• Exercise details
Keeping every line intact, print the records that follow.

----- The data -----

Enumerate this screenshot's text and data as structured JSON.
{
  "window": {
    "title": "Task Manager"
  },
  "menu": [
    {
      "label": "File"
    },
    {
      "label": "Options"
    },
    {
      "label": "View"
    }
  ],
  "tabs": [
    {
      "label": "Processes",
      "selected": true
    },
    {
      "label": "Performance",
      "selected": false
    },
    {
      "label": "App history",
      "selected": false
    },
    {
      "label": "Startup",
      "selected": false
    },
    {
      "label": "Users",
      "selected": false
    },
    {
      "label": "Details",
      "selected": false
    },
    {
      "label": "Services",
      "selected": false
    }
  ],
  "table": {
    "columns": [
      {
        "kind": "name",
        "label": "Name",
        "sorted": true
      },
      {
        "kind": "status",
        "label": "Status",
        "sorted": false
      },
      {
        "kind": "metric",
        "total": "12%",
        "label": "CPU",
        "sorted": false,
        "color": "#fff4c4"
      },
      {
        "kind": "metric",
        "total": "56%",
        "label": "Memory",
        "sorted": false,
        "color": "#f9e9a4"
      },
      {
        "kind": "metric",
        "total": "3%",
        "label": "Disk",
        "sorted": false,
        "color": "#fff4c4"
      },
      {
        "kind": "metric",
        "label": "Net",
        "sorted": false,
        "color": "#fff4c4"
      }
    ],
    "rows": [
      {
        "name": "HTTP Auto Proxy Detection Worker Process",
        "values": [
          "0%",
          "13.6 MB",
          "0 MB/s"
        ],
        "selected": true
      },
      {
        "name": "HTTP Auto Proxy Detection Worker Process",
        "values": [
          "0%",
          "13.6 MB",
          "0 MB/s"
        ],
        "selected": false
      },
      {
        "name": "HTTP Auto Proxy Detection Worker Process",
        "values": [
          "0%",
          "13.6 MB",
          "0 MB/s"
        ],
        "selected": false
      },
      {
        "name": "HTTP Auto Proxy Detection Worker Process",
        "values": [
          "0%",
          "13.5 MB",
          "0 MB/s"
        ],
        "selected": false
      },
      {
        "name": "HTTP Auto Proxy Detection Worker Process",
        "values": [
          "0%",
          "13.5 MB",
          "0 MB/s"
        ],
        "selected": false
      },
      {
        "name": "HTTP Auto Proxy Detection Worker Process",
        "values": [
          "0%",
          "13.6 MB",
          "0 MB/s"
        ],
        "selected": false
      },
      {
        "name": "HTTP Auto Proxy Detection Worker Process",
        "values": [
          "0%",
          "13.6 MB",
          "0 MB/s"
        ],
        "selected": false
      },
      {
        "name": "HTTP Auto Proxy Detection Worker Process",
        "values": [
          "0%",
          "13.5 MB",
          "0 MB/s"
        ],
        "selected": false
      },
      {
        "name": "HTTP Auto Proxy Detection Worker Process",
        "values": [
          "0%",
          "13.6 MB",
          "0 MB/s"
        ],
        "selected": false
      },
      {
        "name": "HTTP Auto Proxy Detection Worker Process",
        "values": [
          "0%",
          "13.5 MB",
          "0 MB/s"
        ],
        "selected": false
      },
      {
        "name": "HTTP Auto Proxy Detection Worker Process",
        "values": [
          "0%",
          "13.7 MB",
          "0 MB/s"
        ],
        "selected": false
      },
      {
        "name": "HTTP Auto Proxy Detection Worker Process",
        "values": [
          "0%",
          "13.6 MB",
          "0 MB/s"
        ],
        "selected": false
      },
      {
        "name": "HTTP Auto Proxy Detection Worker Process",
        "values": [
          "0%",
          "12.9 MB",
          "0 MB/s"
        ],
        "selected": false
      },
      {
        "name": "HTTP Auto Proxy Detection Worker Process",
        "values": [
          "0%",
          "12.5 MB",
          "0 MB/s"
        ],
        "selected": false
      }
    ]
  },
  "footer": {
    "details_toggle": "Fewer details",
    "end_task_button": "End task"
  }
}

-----

• Response
Enumerate this screenshot's text and data as structured JSON.
{
  "window": {
    "title": "Task Manager"
  },
  "menu": [
    {
      "label": "File"
    },
    {
      "label": "Options"
    },
    {
      "label": "View"
    }
  ],
  "tabs": [
    {
      "label": "Processes",
      "selected": true
    },
    {
      "label": "Performance",
      "selected": false
    },
    {
      "label": "App history",
      "selected": false
    },
    {
      "label": "Startup",
      "selected": false
    },
    {
      "label": "Users",
      "selected": false
    },
    {
      "label": "Details",
      "selected": false
    },
    {
      "label": "Services",
      "selected": false
    }
  ],
  "table": {
    "columns": [
      {
        "kind": "name",
        "label": "Name",
        "sorted": true
      },
      {
        "kind": "status",
        "label": "Status",
        "sorted": false
      },
      {
        "kind": "metric",
        "total": "12%",
        "label": "CPU",
        "sorted": false,
        "color": "#fff4c4"
      },
      {
        "kind": "metric",
        "total": "56%",
        "label": "Memory",
        "sorted": false,
        "color": "#f9e9a4"
      },
      {
        "kind": "metric",
        "total": "3%",
        "label": "Disk",
        "sorted": false,
        "color": "#fff4c4"
      },
      {
        "kind": "metric",
        "label": "Net",
        "sorted": false,
        "color": "#fff4c4"
      }
    ],
    "rows": [
      {
        "name": "HTTP Auto Proxy Detection Worker Process",
        "values": [
          "0%",
          "13.6 MB",
          "0 MB/s"
        ],
        "selected": true
      },
      {
        "name": "HTTP Auto Proxy Detection Worker Process",
        "values": [
          "0%",
          "13.6 MB",
          "0 MB/s"
        ],
        "selected": false
      },
      {
        "name": "HTTP Auto Proxy Detection Worker Process",
        "values": [
          "0%",
          "13.6 MB",
          "0 MB/s"
        ],
        "selected": false
      },
      {
        "name": "HTTP Auto Proxy Detection Worker Process",
        "values": [
          "0%",
          "13.5 MB",
          "0 MB/s"
        ],
        "selected": false
      },
      {
        "name": "HTTP Auto Proxy Detection Worker Process",
        "values": [
          "0%",
          "13.5 MB",
          "0 MB/s"
        ],
        "selected": false
      },
      {
        "name": "HTTP Auto Proxy Detection Worker Process",
        "values": [
          "0%",
          "13.6 MB",
          "0 MB/s"
        ],
        "selected": false
      },
      {
        "name": "HTTP Auto Proxy Detection Worker Process",
        "values": [
          "0%",
          "13.6 MB",
          "0 MB/s"
        ],
        "selected": false
      },
      {
        "name": "HTTP Auto Proxy Detection Worker Process",
        "values": [
          "0%",
          "13.5 MB",
          "0 MB/s"
        ],
        "selected": false
      },
      {
        "name": "HTTP Auto Proxy Detection Worker Process",
        "values": [
          "0%",
          "13.6 MB",
          "0 MB/s"
        ],
        "selected": false
      },
      {
        "name": "HTTP Auto Proxy Detection Worker Process",
        "values": [
          "0%",
          "13.5 MB",
          "0 MB/s"
        ],
        "selected": false
      },
      {
        "name": "HTTP Auto Proxy Detection Worker Process",
        "values": [
          "0%",
          "13.7 MB",
          "0 MB/s"
        ],
        "selected": false
      },
      {
        "name": "HTTP Auto Proxy Detection Worker Process",
        "values": [
          "0%",
          "13.6 MB",
          "0 MB/s"
        ],
        "selected": false
      },
      {
        "name": "HTTP Auto Proxy Detection Worker Process",
        "values": [
          "0%",
          "12.9 MB",
          "0 MB/s"
        ],
        "selected": false
      },
      {
        "name": "HTTP Auto Proxy Detection Worker Process",
        "values": [
          "0%",
          "12.5 MB",
          "0 MB/s"
        ],
        "selected": false
      }
    ]
  },
  "footer": {
    "details_toggle": "Fewer details",
    "end_task_button": "End task"
  }
}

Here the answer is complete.